=== Work item ===
Reply with one number only: the count of lines below that contain the word "JSON".

---- Provided entries

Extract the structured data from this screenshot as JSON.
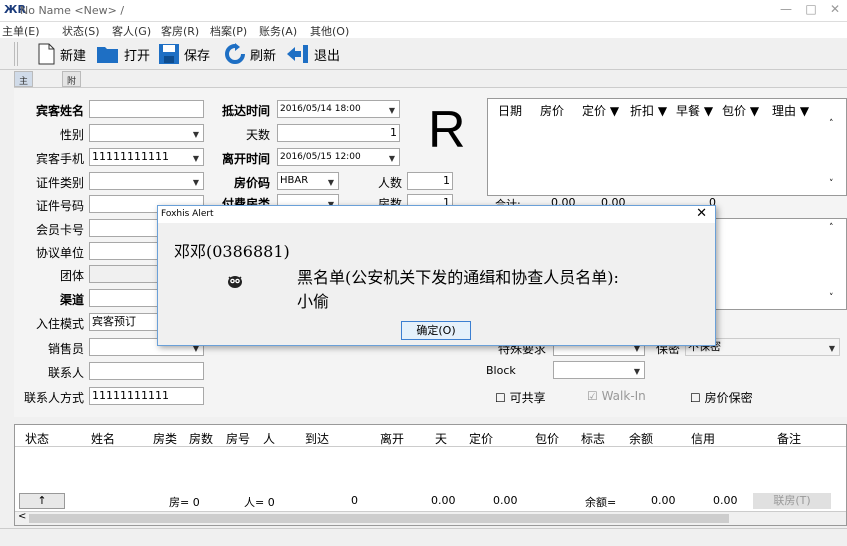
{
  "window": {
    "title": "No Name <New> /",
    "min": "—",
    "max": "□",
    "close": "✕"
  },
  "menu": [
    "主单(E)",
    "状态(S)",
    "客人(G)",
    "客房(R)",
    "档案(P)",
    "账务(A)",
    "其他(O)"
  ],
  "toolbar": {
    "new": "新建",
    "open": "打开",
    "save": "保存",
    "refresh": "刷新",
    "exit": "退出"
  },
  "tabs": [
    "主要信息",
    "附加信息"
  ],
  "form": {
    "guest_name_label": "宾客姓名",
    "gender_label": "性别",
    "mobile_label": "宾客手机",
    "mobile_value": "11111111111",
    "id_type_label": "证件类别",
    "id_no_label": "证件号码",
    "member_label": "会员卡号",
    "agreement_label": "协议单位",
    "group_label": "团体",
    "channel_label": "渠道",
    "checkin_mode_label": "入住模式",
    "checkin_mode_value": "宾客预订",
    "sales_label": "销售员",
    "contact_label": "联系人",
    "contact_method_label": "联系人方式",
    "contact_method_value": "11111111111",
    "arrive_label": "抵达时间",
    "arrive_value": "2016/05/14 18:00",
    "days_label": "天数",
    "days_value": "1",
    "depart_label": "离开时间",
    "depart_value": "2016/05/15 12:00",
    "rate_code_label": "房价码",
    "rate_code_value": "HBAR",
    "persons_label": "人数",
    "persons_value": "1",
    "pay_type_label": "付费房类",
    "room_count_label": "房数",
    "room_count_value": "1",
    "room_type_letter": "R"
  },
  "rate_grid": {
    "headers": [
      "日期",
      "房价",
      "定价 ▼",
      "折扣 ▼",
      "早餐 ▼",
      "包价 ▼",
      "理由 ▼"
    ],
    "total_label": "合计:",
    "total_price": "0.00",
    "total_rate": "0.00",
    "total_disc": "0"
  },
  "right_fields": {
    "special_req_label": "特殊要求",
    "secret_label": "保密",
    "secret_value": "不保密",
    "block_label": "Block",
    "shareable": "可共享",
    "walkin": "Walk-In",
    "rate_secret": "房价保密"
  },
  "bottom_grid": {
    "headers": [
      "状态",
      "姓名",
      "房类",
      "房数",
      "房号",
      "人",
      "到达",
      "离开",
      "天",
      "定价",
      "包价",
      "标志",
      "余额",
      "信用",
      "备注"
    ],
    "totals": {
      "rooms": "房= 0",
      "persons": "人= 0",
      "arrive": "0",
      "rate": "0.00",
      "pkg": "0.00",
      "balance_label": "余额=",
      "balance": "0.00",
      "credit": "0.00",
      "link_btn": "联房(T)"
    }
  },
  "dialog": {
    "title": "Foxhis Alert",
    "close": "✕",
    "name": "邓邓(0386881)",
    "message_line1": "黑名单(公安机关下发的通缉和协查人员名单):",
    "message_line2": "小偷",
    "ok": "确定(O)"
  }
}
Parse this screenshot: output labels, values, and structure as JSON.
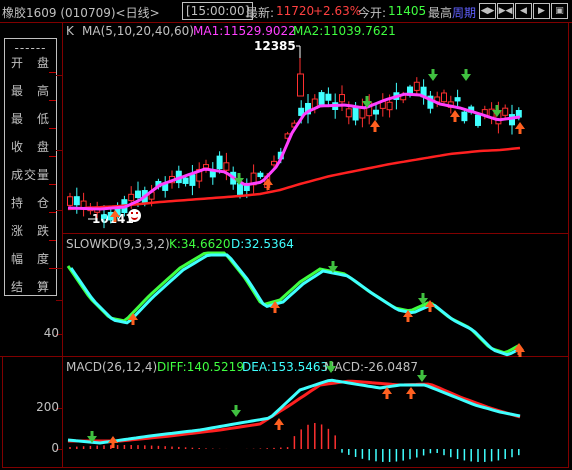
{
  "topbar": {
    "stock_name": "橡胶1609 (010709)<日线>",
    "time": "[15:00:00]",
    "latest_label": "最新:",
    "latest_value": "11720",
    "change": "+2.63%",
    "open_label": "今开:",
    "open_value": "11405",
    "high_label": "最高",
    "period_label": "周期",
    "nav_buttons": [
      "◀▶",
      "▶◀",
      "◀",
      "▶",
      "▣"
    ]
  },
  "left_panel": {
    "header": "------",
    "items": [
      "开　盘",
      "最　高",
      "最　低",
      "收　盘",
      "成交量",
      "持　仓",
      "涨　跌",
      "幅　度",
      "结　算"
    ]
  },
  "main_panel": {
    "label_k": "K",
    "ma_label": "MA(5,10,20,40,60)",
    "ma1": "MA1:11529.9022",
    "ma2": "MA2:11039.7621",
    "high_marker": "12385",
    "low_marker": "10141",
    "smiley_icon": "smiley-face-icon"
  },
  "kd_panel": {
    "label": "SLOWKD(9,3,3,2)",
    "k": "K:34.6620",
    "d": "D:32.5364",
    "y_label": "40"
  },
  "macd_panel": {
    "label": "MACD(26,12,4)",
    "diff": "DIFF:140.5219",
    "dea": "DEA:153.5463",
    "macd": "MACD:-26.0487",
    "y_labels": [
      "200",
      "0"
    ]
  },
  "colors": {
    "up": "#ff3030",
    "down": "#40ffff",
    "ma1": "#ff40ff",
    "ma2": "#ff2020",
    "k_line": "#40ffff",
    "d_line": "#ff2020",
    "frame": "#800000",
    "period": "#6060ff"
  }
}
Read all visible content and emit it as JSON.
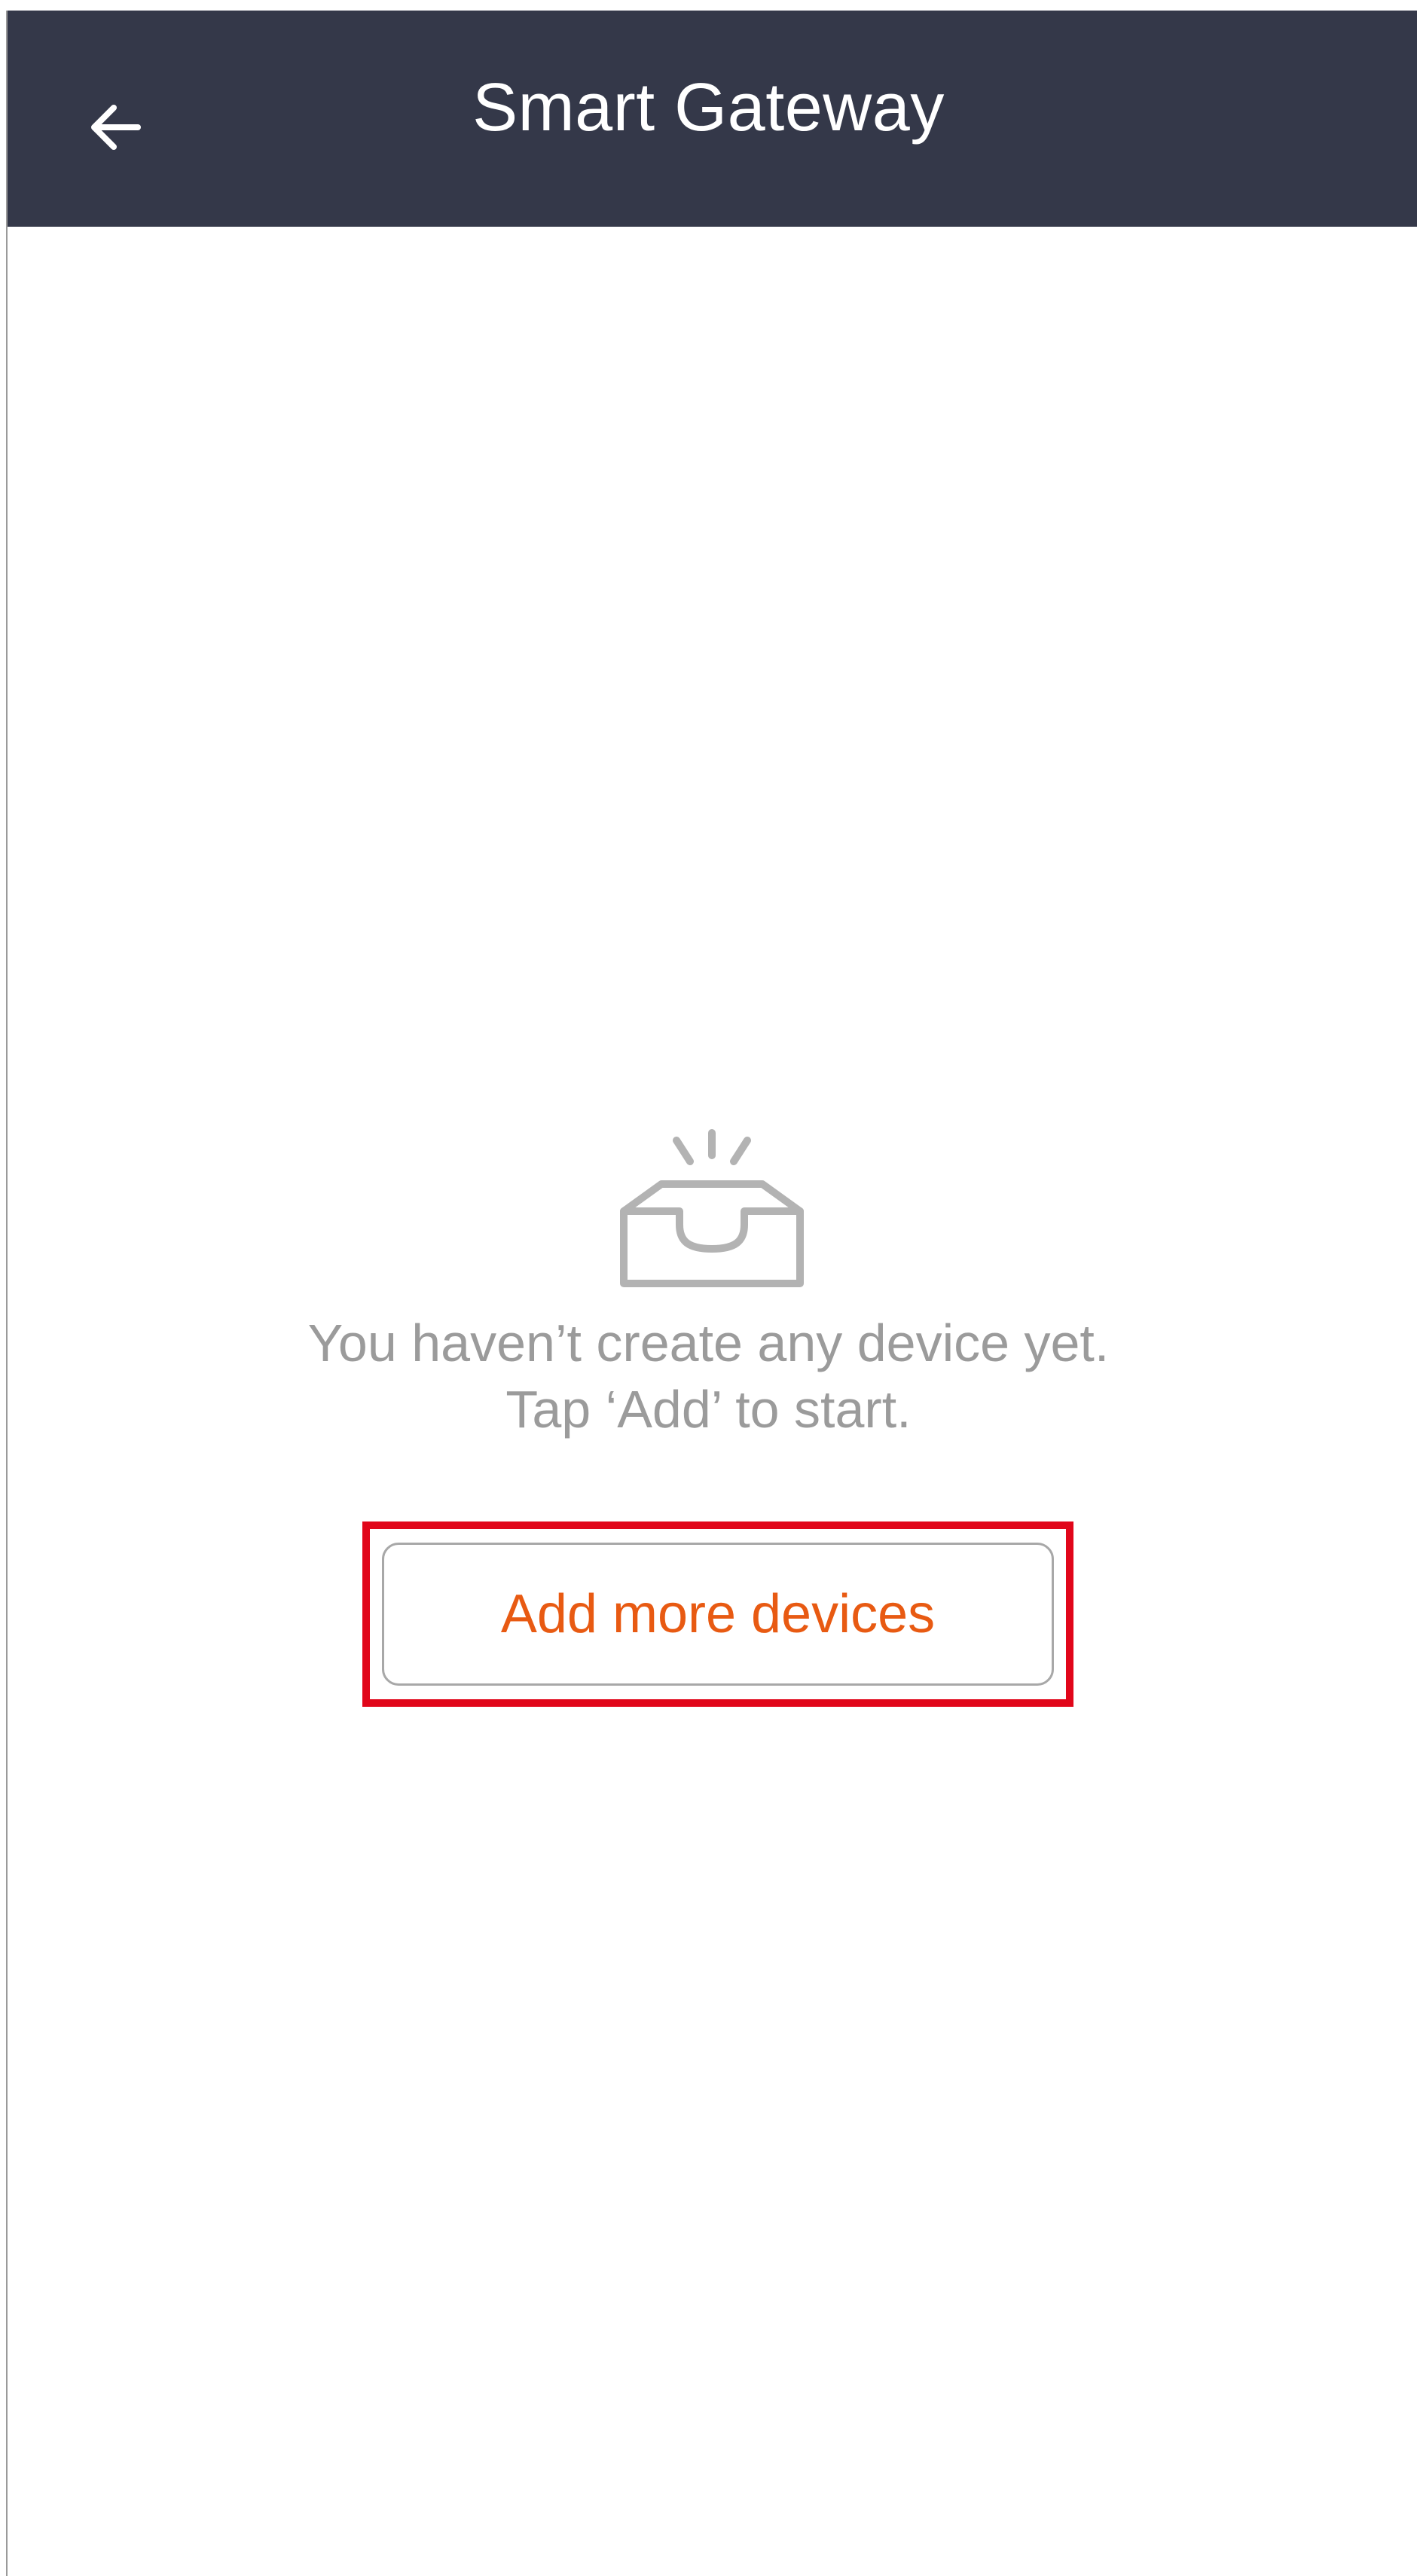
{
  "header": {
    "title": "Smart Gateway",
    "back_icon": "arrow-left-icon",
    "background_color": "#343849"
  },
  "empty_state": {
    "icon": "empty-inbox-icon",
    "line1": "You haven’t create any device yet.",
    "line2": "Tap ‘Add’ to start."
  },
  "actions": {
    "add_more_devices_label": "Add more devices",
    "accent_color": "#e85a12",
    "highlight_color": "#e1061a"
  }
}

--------

=== Written response ===
3